|کد مقاله||کد نشریه||سال انتشار||مقاله انگلیسی||ترجمه فارسی||نسخه تمام متن|
|4389935||1618050||2012||13 صفحه PDF||سفارش دهید||دانلود رایگان|
This research evaluates fish assemblages in both impacted and protected areas in tropical seasonal small rivers in Burkina Faso. The study zones were, respectively, in the much-impounded area of Koubri close to the capital city Ouagadougou and in the protected Ranch of Nazinga along Burkina's southern border with Ghana. The impacts on these assemblages were evaluated in terms of seasonal changes in fish and the disruption of dams as an opportunity for fish to migrate. Burkina Faso is a leading country in reservoir creation in Africa and this is the first time the impacts of these reservoirs as fish barriers have been evaluated. Analyses of comparative seasonality, electric and traditional fishing equipment are provided. A total of 35 fish species were recorded in the 14 reservoirs impacted by intense agriculture and commercial fishing. In contrast, the protected area of Nazinga recorded 48 species with a higher frequency of intolerant species, e.g. Sarotherodon galilaeus. Altogether 56 species within 16 families were recorded. Average fish size for most of the species was significantly smaller in Koubri than in Nazinga. Accidental dam breaks have impacted fish assemblages in a manner similar to dam removal.
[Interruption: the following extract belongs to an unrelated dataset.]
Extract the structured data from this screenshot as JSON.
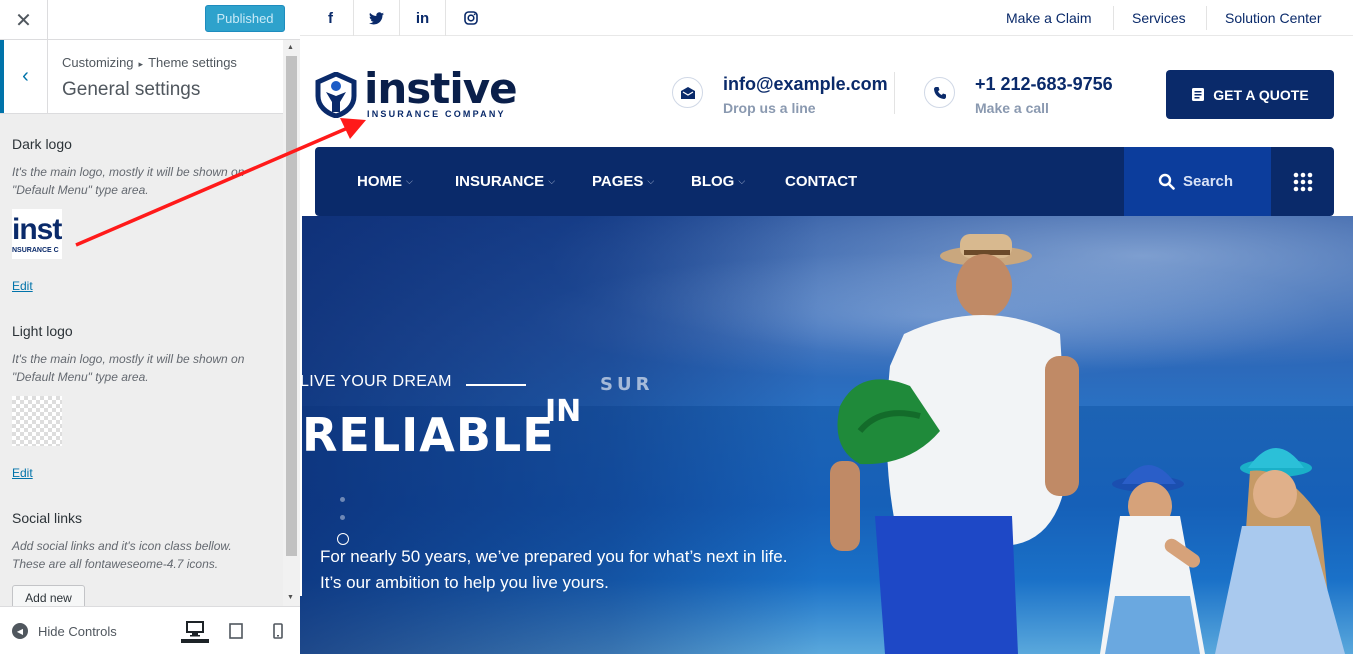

Habitat improvement and unobstructed migration to the main river have increased the number of species in comparison to the previous situation of impoundment by 30%. The results of this research make important contributions to the integration of information concerning fish ecology and land use in semi-arid areas of Africa.
Journal: Ecological Engineering - Volume 48, November 2012, Pages 117–129